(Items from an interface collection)
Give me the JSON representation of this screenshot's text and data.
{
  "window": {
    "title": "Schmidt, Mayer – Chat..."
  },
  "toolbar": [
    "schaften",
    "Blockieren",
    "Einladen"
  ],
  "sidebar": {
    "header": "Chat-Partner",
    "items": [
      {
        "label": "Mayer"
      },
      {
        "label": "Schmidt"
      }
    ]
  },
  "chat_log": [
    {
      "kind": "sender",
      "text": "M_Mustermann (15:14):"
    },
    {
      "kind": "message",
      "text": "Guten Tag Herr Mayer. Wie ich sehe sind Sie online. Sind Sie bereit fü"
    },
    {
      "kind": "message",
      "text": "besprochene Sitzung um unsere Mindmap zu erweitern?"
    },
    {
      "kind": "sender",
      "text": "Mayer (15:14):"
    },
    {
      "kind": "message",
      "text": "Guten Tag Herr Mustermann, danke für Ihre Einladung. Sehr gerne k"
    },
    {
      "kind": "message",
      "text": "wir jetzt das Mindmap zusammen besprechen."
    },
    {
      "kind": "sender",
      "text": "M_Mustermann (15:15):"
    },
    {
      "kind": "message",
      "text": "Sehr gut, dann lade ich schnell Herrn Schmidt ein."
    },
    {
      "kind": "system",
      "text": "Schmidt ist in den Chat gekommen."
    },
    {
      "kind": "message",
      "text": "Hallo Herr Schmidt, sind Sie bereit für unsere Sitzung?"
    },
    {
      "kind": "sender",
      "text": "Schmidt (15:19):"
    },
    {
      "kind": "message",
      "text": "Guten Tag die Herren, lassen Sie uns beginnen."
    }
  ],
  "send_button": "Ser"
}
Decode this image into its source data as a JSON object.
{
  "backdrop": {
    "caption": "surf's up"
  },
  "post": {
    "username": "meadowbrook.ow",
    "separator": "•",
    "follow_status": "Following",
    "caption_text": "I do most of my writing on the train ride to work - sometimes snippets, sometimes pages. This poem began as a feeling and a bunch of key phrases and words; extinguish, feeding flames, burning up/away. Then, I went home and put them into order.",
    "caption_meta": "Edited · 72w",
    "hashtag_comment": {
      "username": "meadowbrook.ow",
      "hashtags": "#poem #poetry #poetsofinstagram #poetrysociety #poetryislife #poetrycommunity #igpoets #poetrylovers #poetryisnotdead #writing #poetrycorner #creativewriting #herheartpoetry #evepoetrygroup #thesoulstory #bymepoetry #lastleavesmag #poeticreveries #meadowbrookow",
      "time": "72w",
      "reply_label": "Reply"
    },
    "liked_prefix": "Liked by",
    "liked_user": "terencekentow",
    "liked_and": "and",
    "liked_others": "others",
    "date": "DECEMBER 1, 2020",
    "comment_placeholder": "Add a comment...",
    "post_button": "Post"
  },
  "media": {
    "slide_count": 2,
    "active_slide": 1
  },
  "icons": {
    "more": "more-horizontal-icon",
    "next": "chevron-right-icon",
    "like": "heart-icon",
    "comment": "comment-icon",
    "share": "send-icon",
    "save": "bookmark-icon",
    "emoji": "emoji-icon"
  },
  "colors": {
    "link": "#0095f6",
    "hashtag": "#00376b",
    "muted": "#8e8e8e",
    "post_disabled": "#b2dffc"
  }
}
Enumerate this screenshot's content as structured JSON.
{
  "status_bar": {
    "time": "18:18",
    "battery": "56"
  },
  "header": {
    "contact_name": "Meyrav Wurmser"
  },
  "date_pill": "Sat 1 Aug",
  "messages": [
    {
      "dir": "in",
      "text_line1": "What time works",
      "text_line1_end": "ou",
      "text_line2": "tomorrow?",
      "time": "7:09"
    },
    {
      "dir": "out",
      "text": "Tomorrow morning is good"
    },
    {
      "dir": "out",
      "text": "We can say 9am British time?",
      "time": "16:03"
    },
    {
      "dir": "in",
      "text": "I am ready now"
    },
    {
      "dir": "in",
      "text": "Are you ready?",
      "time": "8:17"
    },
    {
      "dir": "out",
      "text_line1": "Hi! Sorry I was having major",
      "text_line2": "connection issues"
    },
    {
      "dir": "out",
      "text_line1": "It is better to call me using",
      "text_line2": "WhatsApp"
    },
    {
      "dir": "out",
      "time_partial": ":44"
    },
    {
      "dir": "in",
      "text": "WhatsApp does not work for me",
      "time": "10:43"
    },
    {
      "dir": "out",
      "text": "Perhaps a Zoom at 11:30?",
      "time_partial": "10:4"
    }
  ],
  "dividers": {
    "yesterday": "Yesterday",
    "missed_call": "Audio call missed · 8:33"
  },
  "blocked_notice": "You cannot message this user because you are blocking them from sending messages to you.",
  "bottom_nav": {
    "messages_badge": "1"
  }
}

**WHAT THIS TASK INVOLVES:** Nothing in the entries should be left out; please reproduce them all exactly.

**ANSWER TO THIS PROBLEM:**
Give me the JSON representation of this screenshot's text and data.
{
  "window": {
    "title": "Schmidt, Mayer – Chat..."
  },
  "toolbar": [
    "schaften",
    "Blockieren",
    "Einladen"
  ],
  "sidebar": {
    "header": "Chat-Partner",
    "items": [
      {
        "label": "Mayer"
      },
      {
        "label": "Schmidt"
      }
    ]
  },
  "chat_log": [
    {
      "kind": "sender",
      "text": "M_Mustermann (15:14):"
    },
    {
      "kind": "message",
      "text": "Guten Tag Herr Mayer. Wie ich sehe sind Sie online. Sind Sie bereit fü"
    },
    {
      "kind": "message",
      "text": "besprochene Sitzung um unsere Mindmap zu erweitern?"
    },
    {
      "kind": "sender",
      "text": "Mayer (15:14):"
    },
    {
      "kind": "message",
      "text": "Guten Tag Herr Mustermann, danke für Ihre Einladung. Sehr gerne k"
    },
    {
      "kind": "message",
      "text": "wir jetzt das Mindmap zusammen besprechen."
    },
    {
      "kind": "sender",
      "text": "M_Mustermann (15:15):"
    },
    {
      "kind": "message",
      "text": "Sehr gut, dann lade ich schnell Herrn Schmidt ein."
    },
    {
      "kind": "system",
      "text": "Schmidt ist in den Chat gekommen."
    },
    {
      "kind": "message",
      "text": "Hallo Herr Schmidt, sind Sie bereit für unsere Sitzung?"
    },
    {
      "kind": "sender",
      "text": "Schmidt (15:19):"
    },
    {
      "kind": "message",
      "text": "Guten Tag die Herren, lassen Sie uns beginnen."
    }
  ],
  "send_button": "Ser"
}
Decode this image into its source data as a JSON object.
{
  "backdrop": {
    "caption": "surf's up"
  },
  "post": {
    "username": "meadowbrook.ow",
    "separator": "•",
    "follow_status": "Following",
    "caption_text": "I do most of my writing on the train ride to work - sometimes snippets, sometimes pages. This poem began as a feeling and a bunch of key phrases and words; extinguish, feeding flames, burning up/away. Then, I went home and put them into order.",
    "caption_meta": "Edited · 72w",
    "hashtag_comment": {
      "username": "meadowbrook.ow",
      "hashtags": "#poem #poetry #poetsofinstagram #poetrysociety #poetryislife #poetrycommunity #igpoets #poetrylovers #poetryisnotdead #writing #poetrycorner #creativewriting #herheartpoetry #evepoetrygroup #thesoulstory #bymepoetry #lastleavesmag #poeticreveries #meadowbrookow",
      "time": "72w",
      "reply_label": "Reply"
    },
    "liked_prefix": "Liked by",
    "liked_user": "terencekentow",
    "liked_and": "and",
    "liked_others": "others",
    "date": "DECEMBER 1, 2020",
    "comment_placeholder": "Add a comment...",
    "post_button": "Post"
  },
  "media": {
    "slide_count": 2,
    "active_slide": 1
  },
  "icons": {
    "more": "more-horizontal-icon",
    "next": "chevron-right-icon",
    "like": "heart-icon",
    "comment": "comment-icon",
    "share": "send-icon",
    "save": "bookmark-icon",
    "emoji": "emoji-icon"
  },
  "colors": {
    "link": "#0095f6",
    "hashtag": "#00376b",
    "muted": "#8e8e8e",
    "post_disabled": "#b2dffc"
  }
}
Enumerate this screenshot's content as structured JSON.
{
  "status_bar": {
    "time": "18:18",
    "battery": "56"
  },
  "header": {
    "contact_name": "Meyrav Wurmser"
  },
  "date_pill": "Sat 1 Aug",
  "messages": [
    {
      "dir": "in",
      "text_line1": "What time works",
      "text_line1_end": "ou",
      "text_line2": "tomorrow?",
      "time": "7:09"
    },
    {
      "dir": "out",
      "text": "Tomorrow morning is good"
    },
    {
      "dir": "out",
      "text": "We can say 9am British time?",
      "time": "16:03"
    },
    {
      "dir": "in",
      "text": "I am ready now"
    },
    {
      "dir": "in",
      "text": "Are you ready?",
      "time": "8:17"
    },
    {
      "dir": "out",
      "text_line1": "Hi! Sorry I was having major",
      "text_line2": "connection issues"
    },
    {
      "dir": "out",
      "text_line1": "It is better to call me using",
      "text_line2": "WhatsApp"
    },
    {
      "dir": "out",
      "time_partial": ":44"
    },
    {
      "dir": "in",
      "text": "WhatsApp does not work for me",
      "time": "10:43"
    },
    {
      "dir": "out",
      "text": "Perhaps a Zoom at 11:30?",
      "time_partial": "10:4"
    }
  ],
  "dividers": {
    "yesterday": "Yesterday",
    "missed_call": "Audio call missed · 8:33"
  },
  "blocked_notice": "You cannot message this user because you are blocking them from sending messages to you.",
  "bottom_nav": {
    "messages_badge": "1"
  }
}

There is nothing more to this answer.